That sounds obvious, but you have to know whether you really want to return to the same place year after year, especially if it's at the end of a 10-hour flight and three hours of moon-crater road. "I'd live six months in a place if I could, or go back four or five times at a minimum," recommends Roger Gallo, a Panama resident and the founder of EscapeArtist.com, an international real estate website. Learn the language and make sure you're comfortable with the culture. Remember, today's weak dollar buys less overseas, so you may fare better in Argentina, Brazil, Central America, and the "wild East" emerging markets of Croatia, Hungary, and Romania. There are also values in recession-racked nations like Indonesia and Singapore.

Analyze the market.

Knowing which way real estate prices are headed is nearly impossible. It's even tougher when your money will be invested thousands of miles away. Think about who will buy your property a decade from now. Is the country producing a growing middle class full of potential buyers? Then think about the current income stream. Are you buying into a fading trend? You'll know you are if nearby homes are going unrented. In a popular tourist spot, you should expect to rent your property 25 weeks of the year at healthy enough rates to net a 5 percent annual return. But even places where rents are rock-bottom can be good deals.
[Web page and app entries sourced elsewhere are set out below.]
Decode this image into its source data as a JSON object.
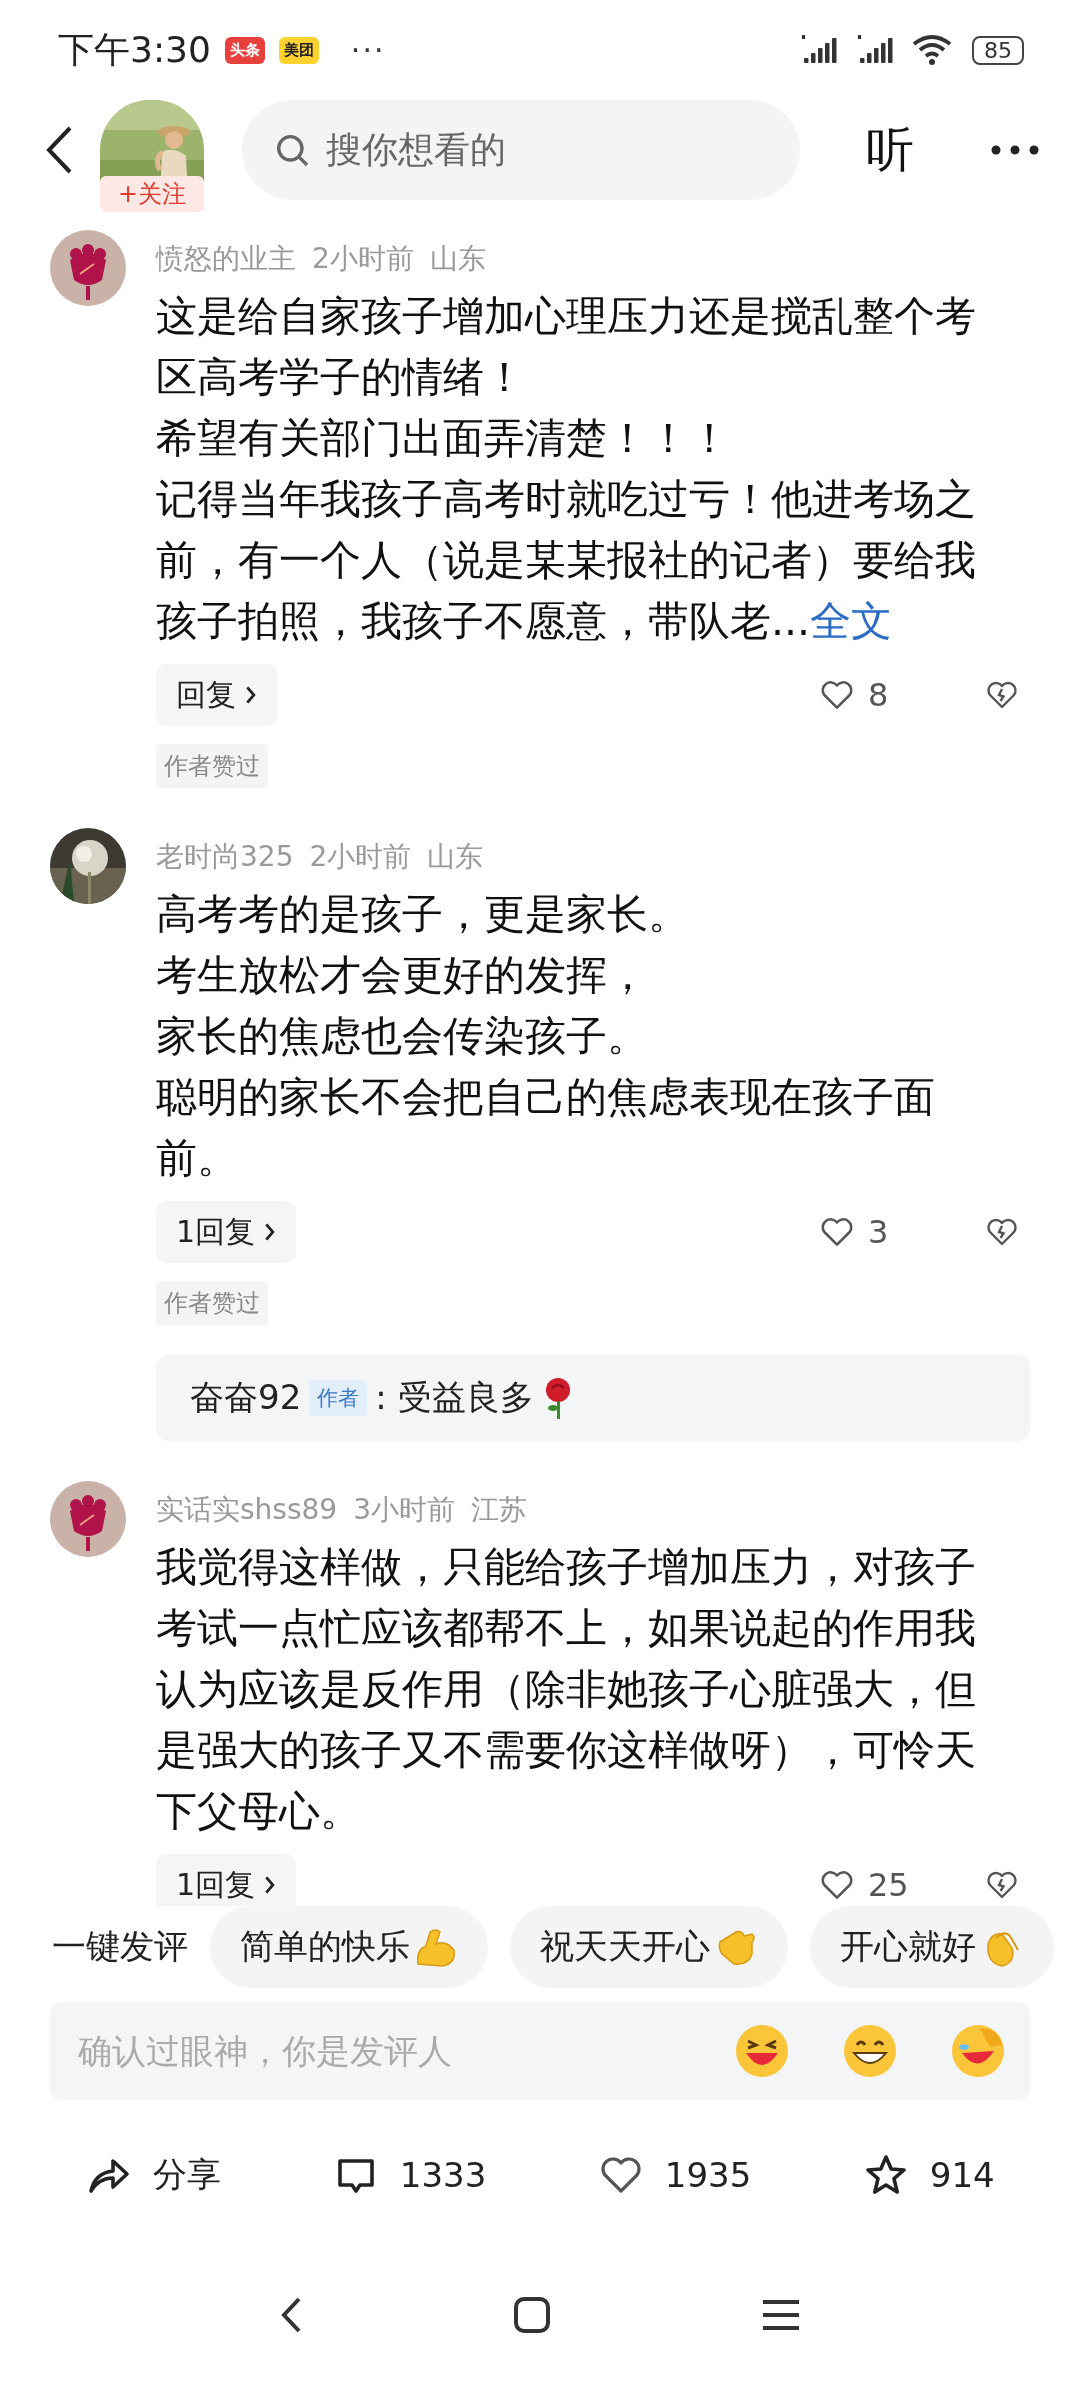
{
  "status_bar": {
    "time": "下午3:30",
    "badges": [
      {
        "label": "头条",
        "color": "#e8403c"
      },
      {
        "label": "美团",
        "color": "#fed22f"
      }
    ],
    "more": "···",
    "battery": "85"
  },
  "header": {
    "follow": "+关注",
    "search_placeholder": "搜你想看的",
    "listen": "听"
  },
  "comments": [
    {
      "author": "愤怒的业主",
      "time": "2小时前",
      "location": "山东",
      "avatar": {
        "kind": "flower"
      },
      "lines": [
        "这是给自家孩子增加心理压力还是搅乱整个考区高考学子的情绪！",
        "希望有关部门出面弄清楚！！！",
        "记得当年我孩子高考时就吃过亏！他进考场之前，有一个人（说是某某报社的记者）要给我孩子拍照，我孩子不愿意，带队老..."
      ],
      "more_link": "全文",
      "reply_label": "回复",
      "likes": "8",
      "author_liked": "作者赞过"
    },
    {
      "author": "老时尚325",
      "time": "2小时前",
      "location": "山东",
      "avatar": {
        "kind": "picture"
      },
      "lines": [
        "高考考的是孩子，更是家长。",
        "考生放松才会更好的发挥，",
        "家长的焦虑也会传染孩子。",
        "聪明的家长不会把自己的焦虑表现在孩子面前。"
      ],
      "reply_label": "1回复",
      "likes": "3",
      "author_liked": "作者赞过",
      "replies": [
        {
          "author": "奋奋92",
          "badge": "作者",
          "text": ": 受益良多"
        }
      ]
    },
    {
      "author": "实话实shss89",
      "time": "3小时前",
      "location": "江苏",
      "avatar": {
        "kind": "flower"
      },
      "lines": [
        "我觉得这样做，只能给孩子增加压力，对孩子考试一点忙应该都帮不上，如果说起的作用我认为应该是反作用（除非她孩子心脏强大，但是强大的孩子又不需要你这样做呀），可怜天下父母心。"
      ],
      "reply_label": "1回复",
      "likes": "25"
    }
  ],
  "quick_comments": {
    "label": "一键发评",
    "chips": [
      "简单的快乐",
      "祝天天开心",
      "开心就好"
    ]
  },
  "comment_box": {
    "placeholder": "确认过眼神，你是发评人"
  },
  "actions": [
    {
      "kind": "share",
      "label": "分享"
    },
    {
      "kind": "comment",
      "label": "1333"
    },
    {
      "kind": "like",
      "label": "1935"
    },
    {
      "kind": "favorite",
      "label": "914"
    }
  ]
}
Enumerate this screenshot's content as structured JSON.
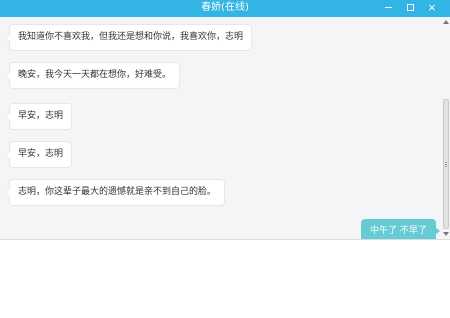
{
  "window": {
    "title": "春娇(在线)",
    "controls": {
      "minimize": "minimize",
      "maximize": "maximize",
      "close": "×"
    },
    "accent_color": "#32b4e5"
  },
  "messages": [
    {
      "direction": "incoming",
      "text": "我知道你不喜欢我，但我还是想和你说，我喜欢你，志明"
    },
    {
      "direction": "incoming",
      "text": "晚安，我今天一天都在想你，好难受。"
    },
    {
      "direction": "incoming",
      "text": "早安，志明"
    },
    {
      "direction": "incoming",
      "text": "早安，志明"
    },
    {
      "direction": "incoming",
      "text": "志明，你这辈子最大的遗憾就是亲不到自己的脸。"
    },
    {
      "direction": "outgoing",
      "text": "中午了 不早了"
    }
  ],
  "colors": {
    "outgoing_bubble": "#66cbd4",
    "incoming_bubble": "#ffffff",
    "chat_background": "#f4f5f7"
  },
  "composer": {
    "value": ""
  }
}
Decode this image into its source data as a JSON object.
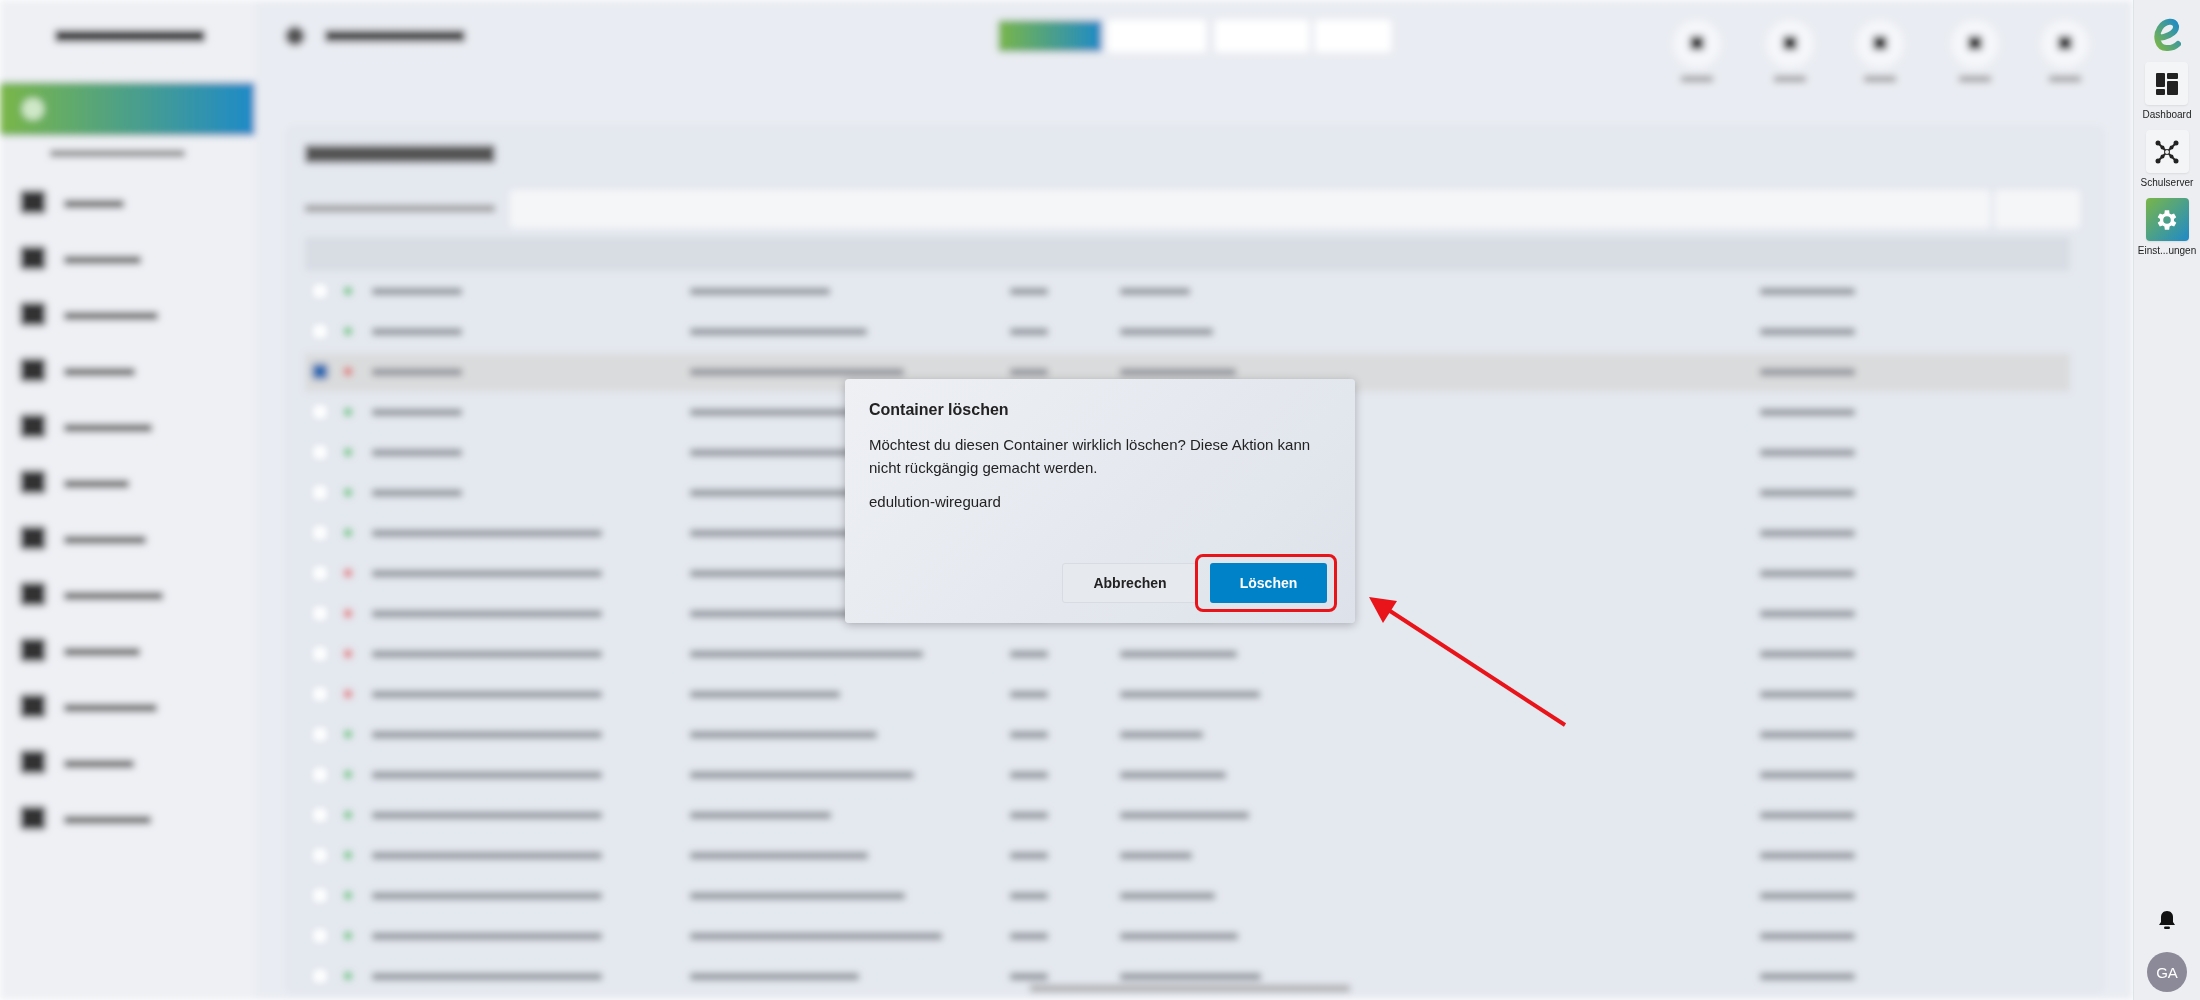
{
  "dialog": {
    "title": "Container löschen",
    "message": "Möchtest du diesen Container wirklich löschen? Diese Aktion kann nicht rückgängig gemacht werden.",
    "container_name": "edulution-wireguard",
    "buttons": [
      {
        "label": "Abbrechen",
        "kind": "secondary"
      },
      {
        "label": "Löschen",
        "kind": "primary"
      }
    ]
  },
  "app_bar": {
    "items": [
      {
        "label": "Dashboard",
        "kind": "dashboard",
        "selected": false
      },
      {
        "label": "Schulserver",
        "kind": "server",
        "selected": false
      },
      {
        "label": "Einst...ungen",
        "kind": "settings",
        "selected": true
      }
    ],
    "avatar": "GA"
  }
}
On the Croatian coast, where a four-bedroom villa on the beach goes for $1,500 a week in the high season (compared with $4,800 for a Tuscan villa of similar size), you'll probably make your money on the rapid appreciation of the property. That's happened on the southwest coast of Turkey, where vacation-home prices have surged 15 percent annually for the past couple of years.

Get a lawyer.

The restrictions and requirements for foreigners owning property vary from country to country. Gringos can't own Mexican real estate within 60 miles of the border and 30 miles of the coast unless a bank holds the title in trust. The Indonesian government makes it easier for foreigners to lease land in Bali for 30 years than to buy it outright. If the title of French property is held by an offshore company, taxes are 3 percent of the property value, but taxes are only 1 percent if you hold the title in your own name (but then you are subject to a Napoleonic inheritance law that gives preference to your children rather than your spouse). In short, get a lawyer in the country in which you want to buy, preferably in the specific locale. Make sure he speaks a language you are unquestionably fluent in--like English--so you'll understand all the subtleties.

Expect to shell out more.

Closing costs, for instance, are typically much higher than in the United States, where they average about 3 percent. They can go as high as 11 percent in Italy and 20 percent in Bermuda (though there are other tax incentives there). If you're going to rent out your house, consider the cost of having a property manager and staff, and what that will eat up from your proceeds. And there are other fees you may not anticipate. In Costa Rica, for example, you'll need to hire someone to keep out squatters, who have the right to occupy a portion of your land unless they are evicted within three months.

Know how to bring your dollars home.

Before you put money in, find out how you can get it out. Many developing countries have currency controls that limit repatriation of rent payments or sale proceeds. Worse, some governments are prone to devaluations that quickly erode the value of bank accounts full of rupiah or pesos. That's one reason Panama is attractive: Transactions are conducted in U.S. dollars. In the Bahamas, another favorite, after you register your investment with the central bank, you're allowed to take out that amount, plus any appreciation, in U.S. dollars.

Sumner, the surfer, didn't get far enough to worry about the endgame. He never got his property. "I felt like I had chased a dream like a fool," he says. To his relief, his money was eventually returned, minus only a $20 service fee. Did he learn anything from the experience? It's hard to know. He's too busy right now looking for his little piece of paradise.

Michael V. Copeland (mcopeland@business2.com) is a senior writer at Business 2.0.